In Medicines Co. v. Hospira, Inc. ("Medicines II"), the Federal Circuit held that a distribution agreement entered by Medicines Company ("MedCo") with a distributor may trigger the "on sale" bar under 102(b), pre-AIA, because the agreement was an offer for sale as demonstrated by the terms of the agreement.
In reaching its conclusion, the Federal Circuit relied upon their standard established by Medicines I. See Medicines Co. v. Hospira, Inc., Nos. 2014-1469, -1504 (Fed. Cir. July 11, 2016) (en banc). In Medicines I, the en banc Federal Circuit held that a "commercial sale or offer for sale" must have the "general hallmarks of a sale pursuant to Section 2-106 of the Uniform Commercial Code." Further, in Medicines I, the Federal Circuit determined that a manufacturing contract between MedCo and a manufacturer was not a sale or offer for sale of the invention based on three factors: (1) only manufacturing services were sold to MedCo as shown by the terms of the contract; (2) MedCo maintained control of the invention; and (3) the transaction was confidential. The Federal Circuit noted "control" was maintained over the invention because MedCo retained title to the embodiments of the invention and the manufacturer was not authorized to sell or market the invention to others.
In contrast to the manufacturing contract in Medicines I, the Federal Circuit held that the distribution agreement in Medicines II was an "offer for sale" because it was an agreement to sell and purchase the product that was allegedly the invention. In reaching this determination, the Federal Circuit relied upon the distribution agreement stating that MedCo "now desire[d] to sell the Product" and the distributor "desire[d] to purchase and distribute the Product," the agreement stating the purchase price, and title of the product being passed to the distributor upon receipt at a distribution center.
Although MedCo argued that there was no offer for sale because the distribution agreement allegedly permitted MedCo to reject all purchase orders, the Federal Circuit was not persuaded.
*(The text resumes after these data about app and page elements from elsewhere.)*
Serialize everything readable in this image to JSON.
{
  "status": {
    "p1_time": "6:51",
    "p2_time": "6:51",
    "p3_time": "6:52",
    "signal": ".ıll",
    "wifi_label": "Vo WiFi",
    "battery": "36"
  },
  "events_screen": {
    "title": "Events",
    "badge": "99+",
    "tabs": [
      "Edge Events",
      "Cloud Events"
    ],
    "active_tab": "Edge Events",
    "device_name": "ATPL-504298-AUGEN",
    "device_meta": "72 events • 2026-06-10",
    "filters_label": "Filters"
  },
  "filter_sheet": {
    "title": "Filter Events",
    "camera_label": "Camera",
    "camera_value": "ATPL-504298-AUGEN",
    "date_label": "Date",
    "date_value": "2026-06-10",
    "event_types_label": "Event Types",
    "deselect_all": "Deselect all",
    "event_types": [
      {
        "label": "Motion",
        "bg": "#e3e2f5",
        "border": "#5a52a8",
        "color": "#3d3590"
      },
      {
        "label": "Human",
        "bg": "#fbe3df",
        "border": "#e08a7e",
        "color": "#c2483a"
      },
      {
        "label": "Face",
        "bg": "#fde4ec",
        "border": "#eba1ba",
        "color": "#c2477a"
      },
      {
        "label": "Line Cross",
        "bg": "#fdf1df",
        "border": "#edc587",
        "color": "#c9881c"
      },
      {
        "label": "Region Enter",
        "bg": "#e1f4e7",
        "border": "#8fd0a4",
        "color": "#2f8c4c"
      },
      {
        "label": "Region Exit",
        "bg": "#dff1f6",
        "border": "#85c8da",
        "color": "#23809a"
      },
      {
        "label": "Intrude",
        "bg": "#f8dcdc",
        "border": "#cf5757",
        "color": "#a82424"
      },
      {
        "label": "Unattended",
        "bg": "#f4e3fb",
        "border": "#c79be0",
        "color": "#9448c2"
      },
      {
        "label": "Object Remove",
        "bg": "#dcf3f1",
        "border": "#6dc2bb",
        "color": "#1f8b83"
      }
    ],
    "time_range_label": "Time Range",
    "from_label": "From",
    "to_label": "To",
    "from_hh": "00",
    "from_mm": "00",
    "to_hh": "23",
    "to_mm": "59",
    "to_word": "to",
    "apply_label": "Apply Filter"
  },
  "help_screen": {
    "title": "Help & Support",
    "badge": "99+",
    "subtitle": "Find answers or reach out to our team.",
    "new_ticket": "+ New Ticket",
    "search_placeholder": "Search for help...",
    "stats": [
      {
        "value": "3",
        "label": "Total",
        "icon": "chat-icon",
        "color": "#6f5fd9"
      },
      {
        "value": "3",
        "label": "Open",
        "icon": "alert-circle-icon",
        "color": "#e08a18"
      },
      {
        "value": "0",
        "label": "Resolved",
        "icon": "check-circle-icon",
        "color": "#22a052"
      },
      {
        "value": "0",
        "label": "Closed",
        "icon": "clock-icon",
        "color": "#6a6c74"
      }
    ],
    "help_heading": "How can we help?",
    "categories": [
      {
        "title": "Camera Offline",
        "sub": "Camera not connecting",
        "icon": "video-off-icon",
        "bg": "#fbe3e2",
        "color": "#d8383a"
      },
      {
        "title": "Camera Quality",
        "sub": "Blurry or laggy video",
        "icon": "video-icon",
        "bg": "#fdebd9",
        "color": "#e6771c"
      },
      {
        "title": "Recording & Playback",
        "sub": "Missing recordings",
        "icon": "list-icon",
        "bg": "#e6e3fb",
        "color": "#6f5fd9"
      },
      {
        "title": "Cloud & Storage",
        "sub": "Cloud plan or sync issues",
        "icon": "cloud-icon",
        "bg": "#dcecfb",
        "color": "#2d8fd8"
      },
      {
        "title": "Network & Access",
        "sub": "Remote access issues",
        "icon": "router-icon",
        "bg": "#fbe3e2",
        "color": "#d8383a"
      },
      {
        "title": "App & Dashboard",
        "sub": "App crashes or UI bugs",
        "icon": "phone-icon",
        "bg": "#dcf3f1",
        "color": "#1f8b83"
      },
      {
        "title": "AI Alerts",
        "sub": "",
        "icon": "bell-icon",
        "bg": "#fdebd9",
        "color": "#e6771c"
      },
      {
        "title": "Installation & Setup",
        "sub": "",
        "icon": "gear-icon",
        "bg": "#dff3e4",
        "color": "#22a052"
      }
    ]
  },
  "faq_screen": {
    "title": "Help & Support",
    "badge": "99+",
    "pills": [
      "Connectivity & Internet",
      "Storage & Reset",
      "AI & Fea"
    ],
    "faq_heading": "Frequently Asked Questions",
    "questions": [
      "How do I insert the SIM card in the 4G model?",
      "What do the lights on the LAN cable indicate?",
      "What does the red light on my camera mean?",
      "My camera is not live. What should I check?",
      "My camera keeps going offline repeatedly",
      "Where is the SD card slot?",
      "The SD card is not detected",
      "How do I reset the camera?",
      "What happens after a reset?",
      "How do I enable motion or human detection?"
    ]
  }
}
That is, as the Federal Circuit noted, the terms of the agreement established an offer for sale. Further, the contract required "commercially reasonable efforts" by MedCo to fill purchase orders, and because the contract was an exclusive distribution agreement, the Uniform Commercial Code similarly imposed a "best efforts" requirement by MedCo. Lastly, the course of dealings between MedCo and the distributor established that MedCo would unlikely reject an order. Thus, according to the Federal Circuit, MedCo "entered into an exclusive distribution agreement that provided all of the necessary terms and conditions to constitute a commercial offer for sale," and not an optional sale arrangement that may not qualify as an offer for sale.
Following the determination that the distribution agreement was an offer for sale, the Federal Circuit remanded to the district court to determine whether the offer for sale covered the patented invention such that the on-sale bar under pre-AIA 102(b) would be triggered.